What needs to be done -
Search the records below for "Filter" and copy every line it turns up in.
====== The records
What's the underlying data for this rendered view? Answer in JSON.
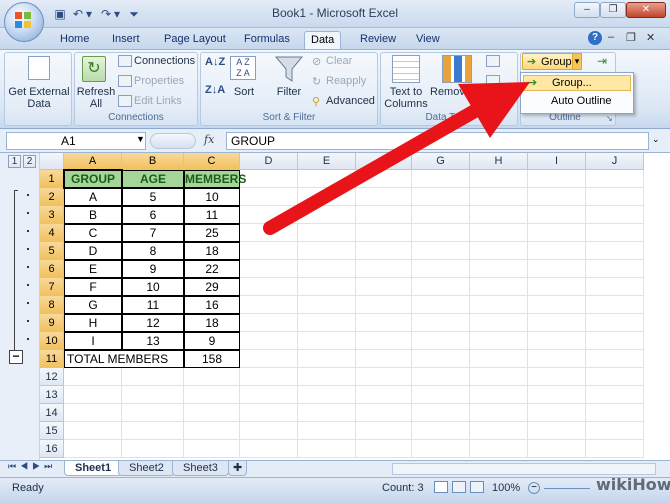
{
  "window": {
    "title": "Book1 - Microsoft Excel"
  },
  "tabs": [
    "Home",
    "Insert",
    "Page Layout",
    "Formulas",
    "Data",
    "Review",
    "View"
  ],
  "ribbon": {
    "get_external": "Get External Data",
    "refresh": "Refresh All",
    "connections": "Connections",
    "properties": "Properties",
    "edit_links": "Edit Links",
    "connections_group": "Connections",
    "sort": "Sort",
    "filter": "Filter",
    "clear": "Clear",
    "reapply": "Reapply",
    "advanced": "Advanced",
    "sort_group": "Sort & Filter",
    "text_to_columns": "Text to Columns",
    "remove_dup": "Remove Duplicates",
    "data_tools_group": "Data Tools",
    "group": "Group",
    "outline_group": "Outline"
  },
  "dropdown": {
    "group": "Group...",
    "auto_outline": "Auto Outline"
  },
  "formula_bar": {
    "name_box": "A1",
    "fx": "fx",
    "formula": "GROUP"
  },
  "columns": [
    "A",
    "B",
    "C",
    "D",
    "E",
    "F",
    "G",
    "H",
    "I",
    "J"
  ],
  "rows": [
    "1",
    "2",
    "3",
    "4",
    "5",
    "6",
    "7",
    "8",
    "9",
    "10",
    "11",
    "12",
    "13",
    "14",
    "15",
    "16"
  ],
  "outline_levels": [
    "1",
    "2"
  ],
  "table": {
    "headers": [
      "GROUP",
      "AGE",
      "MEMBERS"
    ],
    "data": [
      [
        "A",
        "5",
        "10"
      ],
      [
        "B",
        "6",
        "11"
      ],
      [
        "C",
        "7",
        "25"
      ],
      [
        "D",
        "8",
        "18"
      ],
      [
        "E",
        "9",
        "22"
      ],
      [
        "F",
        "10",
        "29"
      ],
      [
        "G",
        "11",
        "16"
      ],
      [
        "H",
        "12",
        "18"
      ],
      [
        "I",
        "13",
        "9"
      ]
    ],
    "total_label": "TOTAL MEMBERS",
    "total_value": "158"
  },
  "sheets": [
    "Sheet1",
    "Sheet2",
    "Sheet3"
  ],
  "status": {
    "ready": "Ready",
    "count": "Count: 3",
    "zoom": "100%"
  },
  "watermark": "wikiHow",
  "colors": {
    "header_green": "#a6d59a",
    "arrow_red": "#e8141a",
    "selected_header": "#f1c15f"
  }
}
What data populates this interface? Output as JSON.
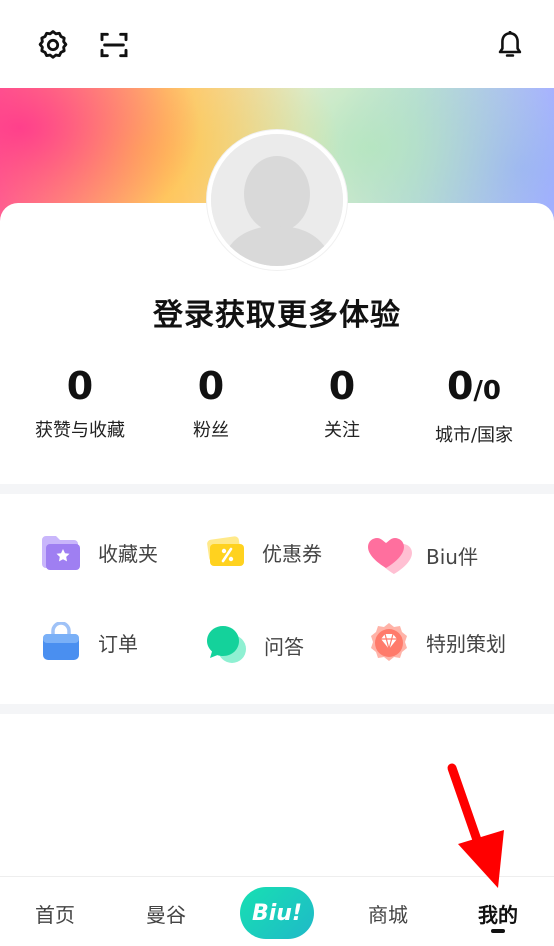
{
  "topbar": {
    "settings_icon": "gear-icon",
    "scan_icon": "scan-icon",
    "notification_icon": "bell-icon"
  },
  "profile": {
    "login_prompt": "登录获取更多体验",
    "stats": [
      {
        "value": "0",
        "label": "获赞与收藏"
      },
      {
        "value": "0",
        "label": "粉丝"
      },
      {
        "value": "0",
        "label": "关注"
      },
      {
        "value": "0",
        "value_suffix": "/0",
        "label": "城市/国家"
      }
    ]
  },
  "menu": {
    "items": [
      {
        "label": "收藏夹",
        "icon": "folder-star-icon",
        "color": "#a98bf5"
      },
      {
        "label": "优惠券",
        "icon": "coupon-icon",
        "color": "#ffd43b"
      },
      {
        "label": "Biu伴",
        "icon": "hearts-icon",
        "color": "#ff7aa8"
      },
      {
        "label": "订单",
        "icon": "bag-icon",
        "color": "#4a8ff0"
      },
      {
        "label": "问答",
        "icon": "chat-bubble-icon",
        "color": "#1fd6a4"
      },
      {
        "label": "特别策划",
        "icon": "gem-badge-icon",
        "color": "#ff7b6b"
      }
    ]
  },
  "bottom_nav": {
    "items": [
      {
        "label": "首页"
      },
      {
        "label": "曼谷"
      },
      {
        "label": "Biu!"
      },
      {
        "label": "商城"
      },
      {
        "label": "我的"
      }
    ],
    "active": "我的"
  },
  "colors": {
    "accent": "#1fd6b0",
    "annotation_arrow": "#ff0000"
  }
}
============
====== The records
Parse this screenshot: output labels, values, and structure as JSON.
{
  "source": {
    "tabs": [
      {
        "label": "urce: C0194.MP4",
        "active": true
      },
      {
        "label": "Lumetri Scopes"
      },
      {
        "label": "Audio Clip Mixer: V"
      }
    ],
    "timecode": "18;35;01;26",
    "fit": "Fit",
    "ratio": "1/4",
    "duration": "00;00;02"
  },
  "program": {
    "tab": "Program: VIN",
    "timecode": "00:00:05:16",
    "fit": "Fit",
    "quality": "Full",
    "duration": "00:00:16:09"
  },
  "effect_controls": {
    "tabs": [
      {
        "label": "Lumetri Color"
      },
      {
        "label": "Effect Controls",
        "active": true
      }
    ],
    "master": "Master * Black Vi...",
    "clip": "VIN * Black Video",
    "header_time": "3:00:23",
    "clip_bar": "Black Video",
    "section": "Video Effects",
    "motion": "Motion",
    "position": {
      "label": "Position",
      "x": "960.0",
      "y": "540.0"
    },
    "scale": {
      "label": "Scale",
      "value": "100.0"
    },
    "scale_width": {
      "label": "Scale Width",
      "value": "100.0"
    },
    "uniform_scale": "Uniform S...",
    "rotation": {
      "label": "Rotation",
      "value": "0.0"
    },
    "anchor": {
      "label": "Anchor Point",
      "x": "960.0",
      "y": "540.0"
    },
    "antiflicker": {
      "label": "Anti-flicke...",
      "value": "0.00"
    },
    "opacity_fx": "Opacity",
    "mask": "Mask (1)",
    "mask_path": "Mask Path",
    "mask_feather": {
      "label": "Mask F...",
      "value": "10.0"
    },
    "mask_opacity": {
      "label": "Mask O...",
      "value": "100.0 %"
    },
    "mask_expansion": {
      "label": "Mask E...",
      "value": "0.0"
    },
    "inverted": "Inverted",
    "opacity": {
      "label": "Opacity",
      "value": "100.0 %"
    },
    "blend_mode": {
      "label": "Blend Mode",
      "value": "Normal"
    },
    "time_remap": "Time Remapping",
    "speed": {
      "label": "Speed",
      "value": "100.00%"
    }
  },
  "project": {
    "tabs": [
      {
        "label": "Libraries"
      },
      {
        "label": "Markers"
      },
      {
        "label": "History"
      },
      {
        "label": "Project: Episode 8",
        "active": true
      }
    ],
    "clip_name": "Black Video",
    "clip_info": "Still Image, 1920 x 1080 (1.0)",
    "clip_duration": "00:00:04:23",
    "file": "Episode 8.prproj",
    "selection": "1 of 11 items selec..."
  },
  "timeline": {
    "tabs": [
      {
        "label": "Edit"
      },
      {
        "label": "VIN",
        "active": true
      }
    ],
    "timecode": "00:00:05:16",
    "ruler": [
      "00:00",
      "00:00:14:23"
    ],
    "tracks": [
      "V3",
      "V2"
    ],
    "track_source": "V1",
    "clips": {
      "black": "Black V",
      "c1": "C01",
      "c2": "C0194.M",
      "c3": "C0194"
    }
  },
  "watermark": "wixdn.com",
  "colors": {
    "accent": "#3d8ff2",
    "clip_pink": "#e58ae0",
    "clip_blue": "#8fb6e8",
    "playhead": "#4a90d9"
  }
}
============
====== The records
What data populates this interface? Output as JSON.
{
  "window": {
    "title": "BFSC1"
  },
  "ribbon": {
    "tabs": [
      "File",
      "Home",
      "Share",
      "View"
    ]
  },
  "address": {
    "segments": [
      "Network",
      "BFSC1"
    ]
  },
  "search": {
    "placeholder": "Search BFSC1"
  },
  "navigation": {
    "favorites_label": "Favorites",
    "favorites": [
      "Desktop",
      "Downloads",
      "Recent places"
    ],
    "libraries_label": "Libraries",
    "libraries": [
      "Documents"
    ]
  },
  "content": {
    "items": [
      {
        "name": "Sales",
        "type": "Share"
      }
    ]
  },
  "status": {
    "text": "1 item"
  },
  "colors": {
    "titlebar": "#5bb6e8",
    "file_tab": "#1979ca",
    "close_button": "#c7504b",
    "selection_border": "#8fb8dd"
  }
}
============
The answer -
    "filter": "Filter",
    "sort_group": "Sort & Filter",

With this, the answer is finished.